▶ [What is being asked]
Copy each line below exactly.

▶ [Exercise input]
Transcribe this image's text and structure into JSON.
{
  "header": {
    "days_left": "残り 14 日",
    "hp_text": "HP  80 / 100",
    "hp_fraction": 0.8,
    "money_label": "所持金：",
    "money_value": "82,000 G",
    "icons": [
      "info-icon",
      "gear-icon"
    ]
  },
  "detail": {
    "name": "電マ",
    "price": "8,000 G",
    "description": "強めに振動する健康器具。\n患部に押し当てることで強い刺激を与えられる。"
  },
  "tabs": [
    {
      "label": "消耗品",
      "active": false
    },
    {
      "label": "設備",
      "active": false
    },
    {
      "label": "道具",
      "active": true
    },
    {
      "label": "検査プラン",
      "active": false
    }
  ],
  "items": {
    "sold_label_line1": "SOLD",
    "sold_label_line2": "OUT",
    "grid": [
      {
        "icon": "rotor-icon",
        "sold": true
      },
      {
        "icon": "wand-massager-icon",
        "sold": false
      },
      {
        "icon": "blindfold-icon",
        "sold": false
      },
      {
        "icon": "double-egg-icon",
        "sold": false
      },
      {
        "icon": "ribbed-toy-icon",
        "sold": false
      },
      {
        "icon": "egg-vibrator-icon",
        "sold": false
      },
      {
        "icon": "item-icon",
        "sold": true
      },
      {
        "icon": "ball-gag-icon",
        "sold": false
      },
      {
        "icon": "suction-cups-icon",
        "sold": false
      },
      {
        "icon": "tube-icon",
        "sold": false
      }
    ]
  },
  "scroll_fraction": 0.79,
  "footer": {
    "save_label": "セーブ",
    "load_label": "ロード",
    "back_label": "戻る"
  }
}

▶ [Reply]
Transcribe this image's text and structure into JSON.
{
  "header": {
    "days_left": "残り 14 日",
    "hp_text": "HP  80 / 100",
    "hp_fraction": 0.8,
    "money_label": "所持金：",
    "money_value": "82,000 G",
    "icons": [
      "info-icon",
      "gear-icon"
    ]
  },
  "detail": {
    "name": "電マ",
    "price": "8,000 G",
    "description": "強めに振動する健康器具。\n患部に押し当てることで強い刺激を与えられる。"
  },
  "tabs": [
    {
      "label": "消耗品",
      "active": false
    },
    {
      "label": "設備",
      "active": false
    },
    {
      "label": "道具",
      "active": true
    },
    {
      "label": "検査プラン",
      "active": false
    }
  ],
  "items": {
    "sold_label_line1": "SOLD",
    "sold_label_line2": "OUT",
    "grid": [
      {
        "icon": "rotor-icon",
        "sold": true
      },
      {
        "icon": "wand-massager-icon",
        "sold": false
      },
      {
        "icon": "blindfold-icon",
        "sold": false
      },
      {
        "icon": "double-egg-icon",
        "sold": false
      },
      {
        "icon": "ribbed-toy-icon",
        "sold": false
      },
      {
        "icon": "egg-vibrator-icon",
        "sold": false
      },
      {
        "icon": "item-icon",
        "sold": true
      },
      {
        "icon": "ball-gag-icon",
        "sold": false
      },
      {
        "icon": "suction-cups-icon",
        "sold": false
      },
      {
        "icon": "tube-icon",
        "sold": false
      }
    ]
  },
  "scroll_fraction": 0.79,
  "footer": {
    "save_label": "セーブ",
    "load_label": "ロード",
    "back_label": "戻る"
  }
}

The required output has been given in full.